"Could be!"

"Anyway," Hawthorne chuckled, "Let's get you home before you get struck by lightning, shall we?"

"That doesn't really happen, though.  Right?"

Hawthorne shrugged.  "You never know, Mark."

"Oh yeah, mysterious ways and all that, right?"

"Indeed."

Twain beamed.  "See?  I'm taking an interest in your stuff!  Let's go home and you can take an interest in some of mine!  I got a new vibrator the other day, and--"

Nate's face went red again.  "We'll, um.  We'll see."

 



When they got back to Hawthorne's room, Twain immediately dragged him to the sofa and tugged him down practically on top of him.

"Mark, goodness, at least let me get my coat off."

"Nah."  He wiggled his shoes off and Hawthorne heard twin thunks as they were kicked across the room.

"Then can I at least sit down properly?"  He was straddling Twain's lap, legs folded awkwardly under him.

"Nope!" Twain chirped, happily.  "You know I like it when you're on top of me." 

He winked and Hawthorne coughed, trying to hide his sudden embarrassment.

"Yes.  Well."

Twain laughed and gazed up at him.  "Aww, Nate, you'd think you'd be used to me by now."  He bounced a few times and grinned as Hawthorne became increasingly more flustered.

"I doubt I will ever become immune to your - ah - particular charms, Mark."

"Good!  Now get that stupid handsome face of yours down here so I can kiss it."

Hawthorne tried to carefully adjust his position, but Twain insisted on squirming and trying to tickle him, and they ended up in a giggling heap on the floor.  Before Hawthorne could even catch his breath, Twain's hands were in his hair, pulling him down against his mouth.

"So, Nate," Twain said after a moment, "Are you ready for my revenge?"

"Revenge?  What for?"

"For making me fall for you, duh.  Nobody does that to Mark Twain and gets away with it!"

Hawthorne laughed.  "Well, it certainly wasn't easy."

Twain looked serious for a moment.  "Don't be so sure about that."

He expected a dirty joke or lewd comment could follow, and when it didn't, Hawthorne was shocked.  "Why, Mark, when did you get so sweet?"

Twain blushed, and stammered, "I'm not sweet!"

Hawthorne grinned.  It wasn't often that he found himself with the opportunity to embarrass Twain.  "Don't be so sure about that," he purred.

"Naaaate!  I'm the one that's supposed to do stuff like that, that's not fair!"

"Oh?  I suppose I should stop then?"

"I didn't say that."

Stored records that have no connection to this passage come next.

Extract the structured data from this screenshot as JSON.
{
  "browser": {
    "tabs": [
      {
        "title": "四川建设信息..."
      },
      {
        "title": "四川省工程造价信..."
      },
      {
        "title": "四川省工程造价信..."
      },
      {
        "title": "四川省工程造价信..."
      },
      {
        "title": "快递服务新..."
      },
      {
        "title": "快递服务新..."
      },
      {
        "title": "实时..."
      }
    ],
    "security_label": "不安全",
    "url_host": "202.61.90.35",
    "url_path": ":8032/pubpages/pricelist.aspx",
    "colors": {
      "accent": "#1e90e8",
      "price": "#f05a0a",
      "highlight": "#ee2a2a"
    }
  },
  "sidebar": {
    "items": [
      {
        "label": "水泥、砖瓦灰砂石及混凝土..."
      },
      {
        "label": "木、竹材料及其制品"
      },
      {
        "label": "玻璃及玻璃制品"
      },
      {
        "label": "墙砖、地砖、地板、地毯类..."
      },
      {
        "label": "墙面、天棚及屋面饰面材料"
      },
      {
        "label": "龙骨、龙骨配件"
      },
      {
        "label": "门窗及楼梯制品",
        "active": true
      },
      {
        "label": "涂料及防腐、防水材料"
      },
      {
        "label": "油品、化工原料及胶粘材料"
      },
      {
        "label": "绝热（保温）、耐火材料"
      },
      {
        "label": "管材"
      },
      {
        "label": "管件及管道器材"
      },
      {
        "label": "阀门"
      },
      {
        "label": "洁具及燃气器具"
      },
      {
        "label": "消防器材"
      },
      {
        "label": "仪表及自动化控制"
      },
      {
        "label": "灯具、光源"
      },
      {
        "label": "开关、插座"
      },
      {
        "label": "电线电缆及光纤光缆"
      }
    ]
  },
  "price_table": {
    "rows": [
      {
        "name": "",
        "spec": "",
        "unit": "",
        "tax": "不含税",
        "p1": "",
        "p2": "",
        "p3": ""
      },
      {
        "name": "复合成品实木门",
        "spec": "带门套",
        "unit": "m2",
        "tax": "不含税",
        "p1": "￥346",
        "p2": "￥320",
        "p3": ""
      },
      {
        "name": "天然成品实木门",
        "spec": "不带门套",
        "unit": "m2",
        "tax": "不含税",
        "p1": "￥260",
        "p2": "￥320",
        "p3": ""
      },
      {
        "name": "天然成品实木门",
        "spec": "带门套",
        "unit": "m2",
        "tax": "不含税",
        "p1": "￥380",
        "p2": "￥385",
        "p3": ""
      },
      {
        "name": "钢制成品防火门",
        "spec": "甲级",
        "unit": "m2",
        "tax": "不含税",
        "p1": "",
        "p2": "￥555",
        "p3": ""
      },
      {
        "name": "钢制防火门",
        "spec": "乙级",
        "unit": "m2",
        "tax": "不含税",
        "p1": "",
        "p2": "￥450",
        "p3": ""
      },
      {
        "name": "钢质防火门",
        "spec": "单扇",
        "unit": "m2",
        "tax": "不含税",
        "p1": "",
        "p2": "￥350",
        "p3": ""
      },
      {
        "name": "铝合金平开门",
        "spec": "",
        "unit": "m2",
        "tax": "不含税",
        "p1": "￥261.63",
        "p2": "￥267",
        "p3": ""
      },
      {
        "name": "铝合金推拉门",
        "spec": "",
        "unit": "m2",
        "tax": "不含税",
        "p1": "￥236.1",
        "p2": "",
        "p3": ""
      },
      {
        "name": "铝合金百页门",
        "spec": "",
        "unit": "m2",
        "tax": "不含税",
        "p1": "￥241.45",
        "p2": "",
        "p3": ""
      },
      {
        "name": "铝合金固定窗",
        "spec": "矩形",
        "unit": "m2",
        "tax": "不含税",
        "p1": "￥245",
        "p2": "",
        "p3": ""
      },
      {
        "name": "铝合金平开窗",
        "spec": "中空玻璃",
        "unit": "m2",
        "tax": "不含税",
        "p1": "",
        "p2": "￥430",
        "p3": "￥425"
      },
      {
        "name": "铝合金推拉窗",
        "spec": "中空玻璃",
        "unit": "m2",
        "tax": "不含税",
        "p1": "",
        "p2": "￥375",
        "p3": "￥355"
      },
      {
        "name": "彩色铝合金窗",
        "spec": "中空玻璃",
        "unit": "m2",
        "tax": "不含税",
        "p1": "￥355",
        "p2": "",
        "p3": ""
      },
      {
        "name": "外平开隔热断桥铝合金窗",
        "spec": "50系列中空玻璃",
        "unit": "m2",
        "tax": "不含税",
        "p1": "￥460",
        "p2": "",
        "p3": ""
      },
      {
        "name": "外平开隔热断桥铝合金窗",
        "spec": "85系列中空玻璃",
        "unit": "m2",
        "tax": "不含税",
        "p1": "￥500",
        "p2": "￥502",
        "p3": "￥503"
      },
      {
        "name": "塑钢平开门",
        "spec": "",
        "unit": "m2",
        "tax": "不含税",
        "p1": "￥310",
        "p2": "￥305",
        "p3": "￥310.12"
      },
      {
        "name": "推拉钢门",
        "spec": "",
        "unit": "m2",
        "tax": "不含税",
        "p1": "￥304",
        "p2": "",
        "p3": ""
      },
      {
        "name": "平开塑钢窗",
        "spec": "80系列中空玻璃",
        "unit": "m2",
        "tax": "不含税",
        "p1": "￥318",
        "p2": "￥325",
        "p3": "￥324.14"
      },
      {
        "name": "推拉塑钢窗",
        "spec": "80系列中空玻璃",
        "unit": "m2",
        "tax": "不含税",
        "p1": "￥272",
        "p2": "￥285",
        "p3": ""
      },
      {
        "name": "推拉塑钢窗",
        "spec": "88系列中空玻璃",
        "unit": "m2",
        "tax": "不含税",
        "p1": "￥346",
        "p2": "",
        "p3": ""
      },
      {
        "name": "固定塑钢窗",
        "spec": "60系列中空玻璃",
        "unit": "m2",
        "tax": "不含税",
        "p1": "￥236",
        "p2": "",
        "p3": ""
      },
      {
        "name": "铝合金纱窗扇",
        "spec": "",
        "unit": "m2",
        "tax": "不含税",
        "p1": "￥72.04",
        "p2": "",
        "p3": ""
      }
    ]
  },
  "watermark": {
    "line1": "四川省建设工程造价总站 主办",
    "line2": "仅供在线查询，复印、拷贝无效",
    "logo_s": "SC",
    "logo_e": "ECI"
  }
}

Hawthorne laughed again.  "What have we gotten ourselves into, Mark?"

"Why, Father Hawthorne," Twain responded, with mock surprise, "I'm surprised you can't tell.  Looks pretty close to heaven to me."